Several people have been warning that the French health system was ‘becoming like the English NHS’ and this may well be true.
Our local hospital doesn’t have a good reputation despite being newly rebuilt during the last five years or so. The nurses who went to CC’s English classes said they wouldn’t want to work there after doing their practical skills and it seems to be more and more difficult to recruit doctors.
Most people prefer to see consultants in Reims and if it’s a case of an operation then they are prepared to travel to Reims, Paris or Chalon rather than trust themselves to the local surgeons.
But I can only speak from experience and with Bear and Whale that’s quite a bit.
Communication seems to be a major problem. Some years ago after Whale had a stay in hospital he came out with a series of appointments which they had made for him. One was with a urologist and we duly booked an ambulance for the given date. He was running late but it seemed that many people who turned up after us went in before us until we were the only people left in the waiting room.
After nearly four hours we went in.
“What brings you here?” asked the doctor.
“I don’t really know. It was Dr H who made the appointment when he was in hospital two months ago.”
But, obviously there had been no letter of explanation.
The consultant asked a few basic questions but didn’t even examine Whale. Then he just dismissed us saying,”Carry in as you have been doing.”
With this in mind, when the oncologist that Whale saw a month ago said he was making an appointment for him to see a gastroenterologist because of his chronic constipation I decided to write a little note of the problems myself as i wasn’t free to go along last Monday.
Sure enough, there had been no communication from Dr R and Whale said Dr F read my note but didn’t bother to examine him. He decided that he had ‘false diarhoea’ and would need a scan. But he didn’t give him a prescription for one!
I learned later that the doctors at the hospital are penalised if they ask for too many examinations so they leave it to the GPs to sort out.
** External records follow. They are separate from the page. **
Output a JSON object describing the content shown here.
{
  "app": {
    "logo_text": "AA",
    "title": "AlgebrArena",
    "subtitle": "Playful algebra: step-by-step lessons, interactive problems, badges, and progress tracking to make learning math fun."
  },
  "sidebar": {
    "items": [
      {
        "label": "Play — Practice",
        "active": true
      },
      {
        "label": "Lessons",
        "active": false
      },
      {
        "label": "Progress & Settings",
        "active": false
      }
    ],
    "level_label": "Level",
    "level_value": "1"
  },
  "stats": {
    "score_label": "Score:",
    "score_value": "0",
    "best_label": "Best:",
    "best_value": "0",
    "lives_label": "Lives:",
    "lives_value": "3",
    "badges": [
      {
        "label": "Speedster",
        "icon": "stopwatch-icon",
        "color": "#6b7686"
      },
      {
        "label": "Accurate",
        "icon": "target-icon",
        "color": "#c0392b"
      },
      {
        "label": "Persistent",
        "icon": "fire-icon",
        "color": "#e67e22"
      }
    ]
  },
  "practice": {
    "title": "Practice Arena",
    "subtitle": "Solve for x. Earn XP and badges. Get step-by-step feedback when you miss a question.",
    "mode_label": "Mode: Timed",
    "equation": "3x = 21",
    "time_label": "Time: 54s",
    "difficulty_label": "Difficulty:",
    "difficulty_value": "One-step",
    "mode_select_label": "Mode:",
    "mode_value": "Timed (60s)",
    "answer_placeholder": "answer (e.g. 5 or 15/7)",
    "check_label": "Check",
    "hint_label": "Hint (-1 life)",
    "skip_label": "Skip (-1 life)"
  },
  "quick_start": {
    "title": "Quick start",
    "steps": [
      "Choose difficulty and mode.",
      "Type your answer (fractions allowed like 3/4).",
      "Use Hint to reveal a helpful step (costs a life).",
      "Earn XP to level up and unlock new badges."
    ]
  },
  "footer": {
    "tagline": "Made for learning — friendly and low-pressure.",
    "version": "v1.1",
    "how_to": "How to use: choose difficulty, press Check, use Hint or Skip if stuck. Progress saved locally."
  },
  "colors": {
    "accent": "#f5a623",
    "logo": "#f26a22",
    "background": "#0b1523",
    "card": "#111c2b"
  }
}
As I was going to see our doctor on Thursday (to have my ears syringed) I thought she might have heard something. She hadn’t, so I explained the situation and she made out the prescription for a scan.
Our home nurse rang to say it was an urgent appointment and they are doing it on Monday, which just gave her time to do the necessary blood test and get the results – plus a ‘bon de transport’. She brought the injection that Whale has to take with him and all the paperwork in this morning, bless her! All I had to do was book the ambulance.
The nurse agreed that there was a less than caring attutude among doctors at the hospital and told us of other cases where they were bordering on negligent.
Let’s hope we remain as healthy as possible so we don’t have to test the theory ourselves.